Putin shifts the course of action by applying win-win strategy
As long as Serbia’s opposition remains severely fragmented and unorganized, Serbian competitive authoritarianism will remain. Furthermore, the majority of Vucic’s votes came from the center and extreme right, according to the election results. Thus, the opposition needs voters in this sentiment to abandon Vucic. The fact that Russia brought Kosovo to the negotiating table is also significant, because the strongest Russian supporters are those who voted for Vucic (Brkic, 2022). I place a high value on Putin’s Kosovo policy, because it stands out as the opposition’s most powerful trump card in the current political environment in Serbia. Putin plans to forsake the concept of reciprocity and shift to a win-win foreign policy after associating the invasion of Crimea in 2014 with NATO’s bombing of Yugoslavia in 1999 and implementing it in his foreign policy till the invasion of Ukraine in 2022. Simultaneously, as Putin pursues a win-win strategy, it appears that Vucic will be the the biggest loser. This might open the path for Serbia to achieve democratic accomplishments.
Bechev, D. (2022, April 5). Serbia’s Vucic proved he is here to stay. Elections | Al Jazeera. Retrieved May 4, 2022, from https://www.aljazeera.com/opinions/2022/4/5/serbias-vucic-proved-that-he-is-here-to-stay
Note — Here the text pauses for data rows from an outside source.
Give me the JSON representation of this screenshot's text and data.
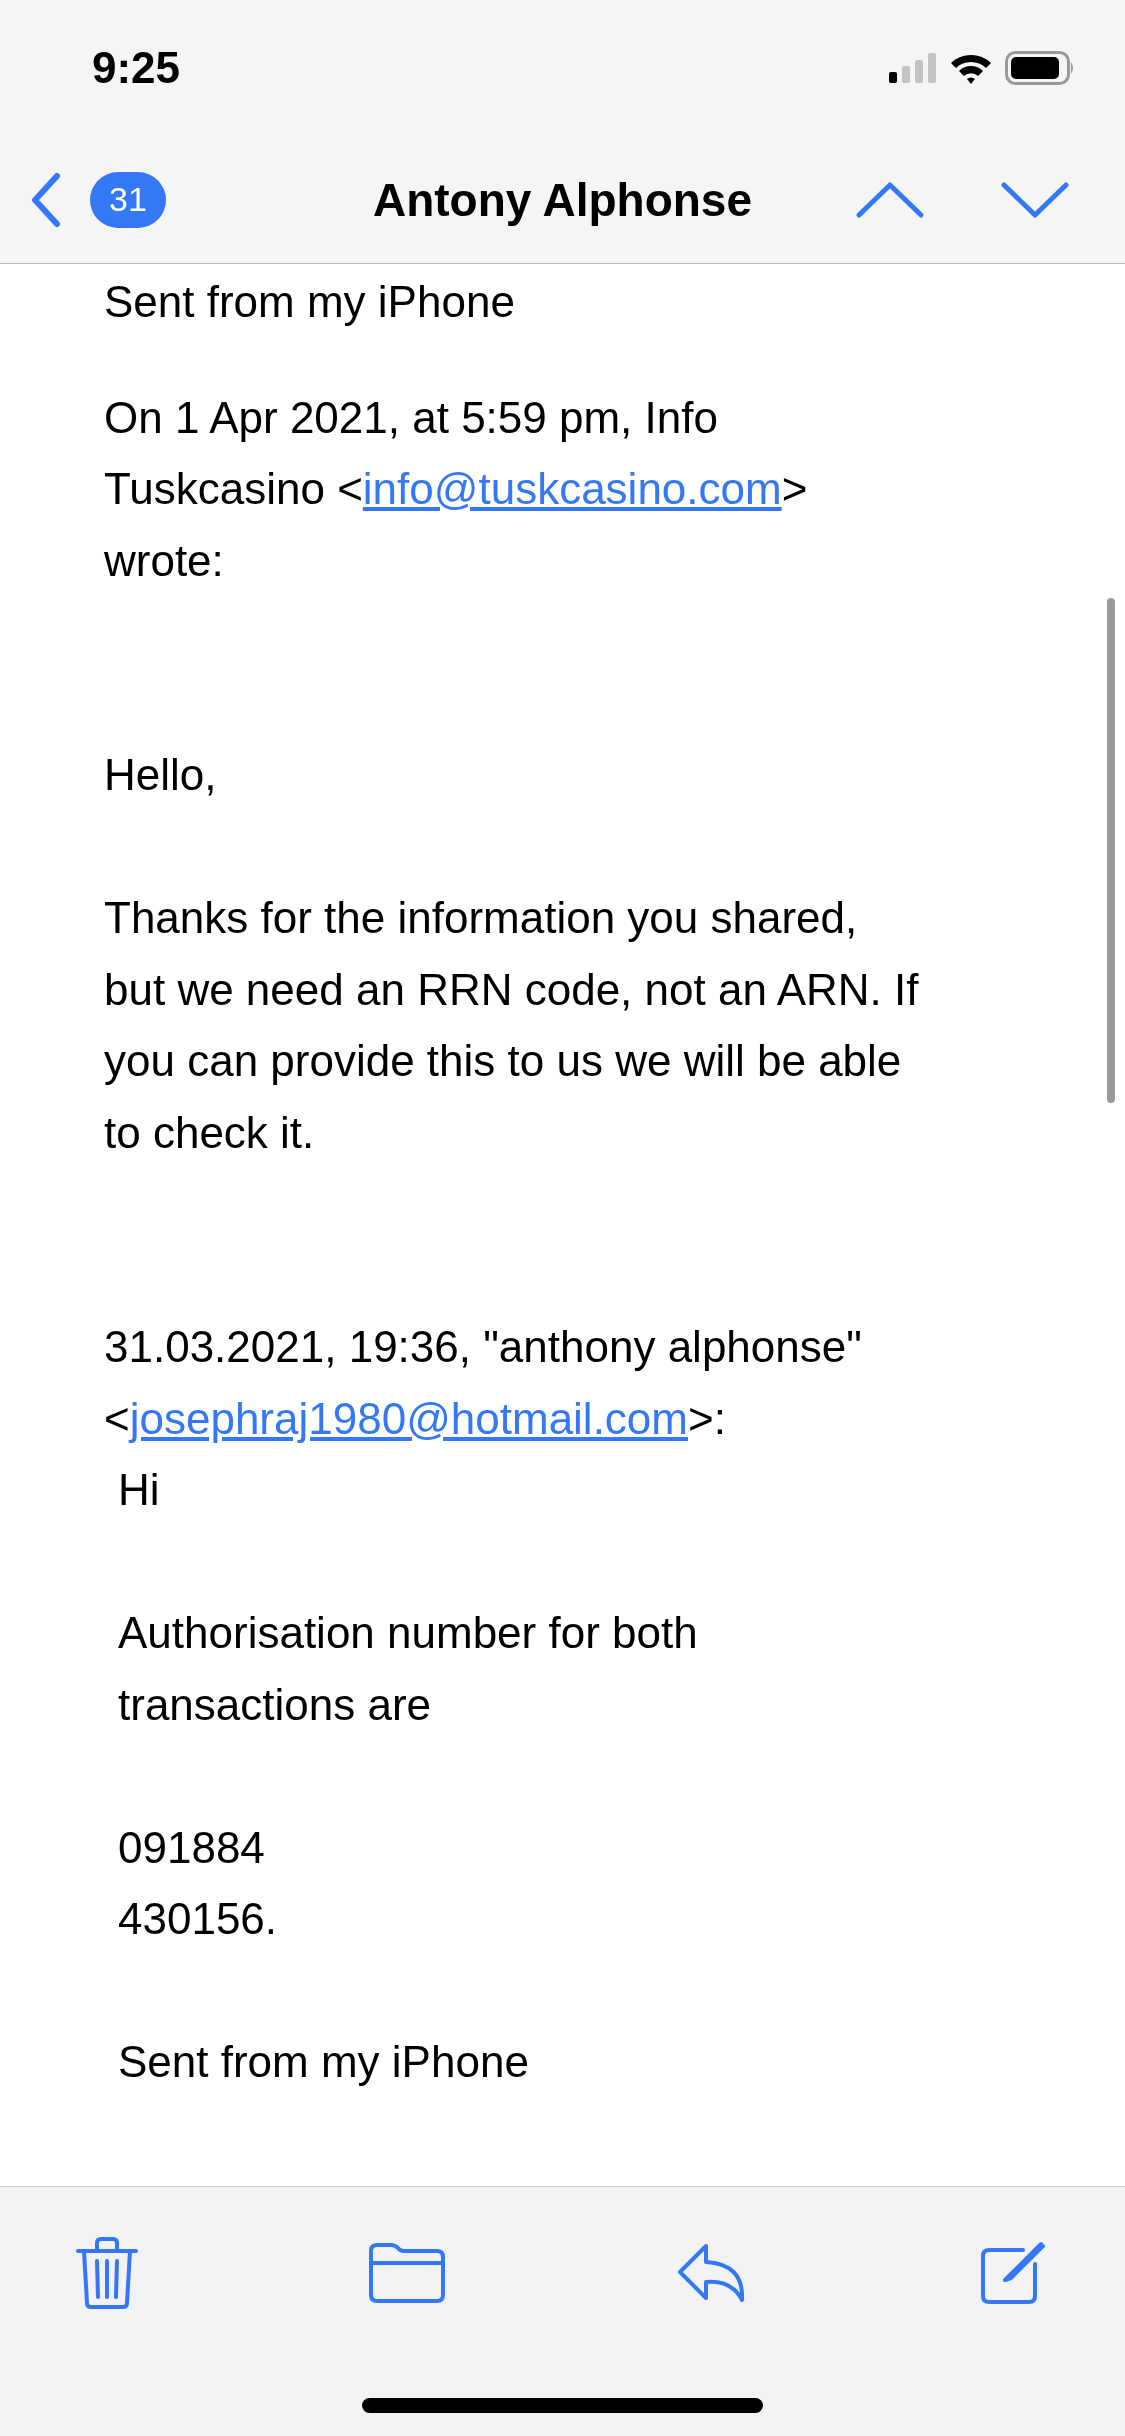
{
  "status_bar": {
    "time": "9:25"
  },
  "nav_bar": {
    "unread_count": "31",
    "title": "Antony Alphonse"
  },
  "message": {
    "blocks": [
      {
        "lines": [
          [
            {
              "text": "Sent from my iPhone"
            }
          ]
        ]
      },
      {
        "lines": [
          [
            {
              "text": "On 1 Apr 2021, at 5:59 pm, Info"
            }
          ],
          [
            {
              "text": "Tuskcasino <"
            },
            {
              "link": "info@tuskcasino.com"
            },
            {
              "text": ">"
            }
          ],
          [
            {
              "text": "wrote:"
            }
          ]
        ]
      },
      {
        "lines": [
          [
            {
              "text": "Hello,"
            }
          ]
        ]
      },
      {
        "lines": [
          [
            {
              "text": "Thanks for the information you shared,"
            }
          ],
          [
            {
              "text": "but we need an RRN code, not an ARN. If"
            }
          ],
          [
            {
              "text": "you can provide this to us we will be able"
            }
          ],
          [
            {
              "text": "to check it."
            }
          ]
        ]
      },
      {
        "lines": [
          [
            {
              "text": "31.03.2021, 19:36, \"anthony alphonse\""
            }
          ],
          [
            {
              "text": "<"
            },
            {
              "link": "josephraj1980@hotmail.com"
            },
            {
              "text": ">:"
            }
          ]
        ]
      }
    ],
    "quoted_blocks": [
      {
        "lines": [
          [
            {
              "text": "Hi"
            }
          ]
        ]
      },
      {
        "lines": [
          [
            {
              "text": "Authorisation number for both"
            }
          ],
          [
            {
              "text": "transactions are"
            }
          ]
        ]
      },
      {
        "lines": [
          [
            {
              "text": "091884"
            }
          ],
          [
            {
              "text": "430156."
            }
          ]
        ]
      },
      {
        "lines": [
          [
            {
              "text": "Sent from my iPhone"
            }
          ]
        ]
      }
    ]
  }
}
Bunce, V. J., & Wolchik, S. L. (2009). Defeating dictators: Electoral change and stability in competitive authoritarian regimes. World Politics, 62(1), 43–86. https://doi.org/10.1017/s0043887109990207
Brkic, B. (2022, March 3). Russia’s war in Ukraine leaves Serbia stuck between a rock and a hard place. euronews. Retrieved May 23, 2022, from https://www.euronews.com/my-europe/2022/03/03/russia-s-war-in-ukraine-leaves-serbia-stuck-between-a-rock-and-a-hard-place
Gadzo, M. (2022, May 11). ‘This game is up’: Serbia urged to take a stand on Ukraine’s war. Russia-Ukraine war News | Al Jazeera. Retrieved May 23, 2022, from https://www.aljazeera.com/news/2022/5/11/this-game-is-up-how-vucic-balances-his-ties-amid-ukraine-war
85% of Serbians will always support Russia whatever may happen – President Vucic. Tass.com. (n.d.). Retrieved May 23, 2022, from https://tass.com/world/1407763
Trkanjec, Z. (2022, April 28). Serbian diplomat says Putin recognises Kosovo. www.euractiv.com. Retrieved May 23, 2022, from https://www.euractiv.com/section/politics/short_news/serbian-diplomat-says-putin-recognises-kosovo/
Vladisavljevic, N. & Krstić, A. (2021). Competitive Authoritarianism and Populism in Serbia under Vučić in Political Cartoons.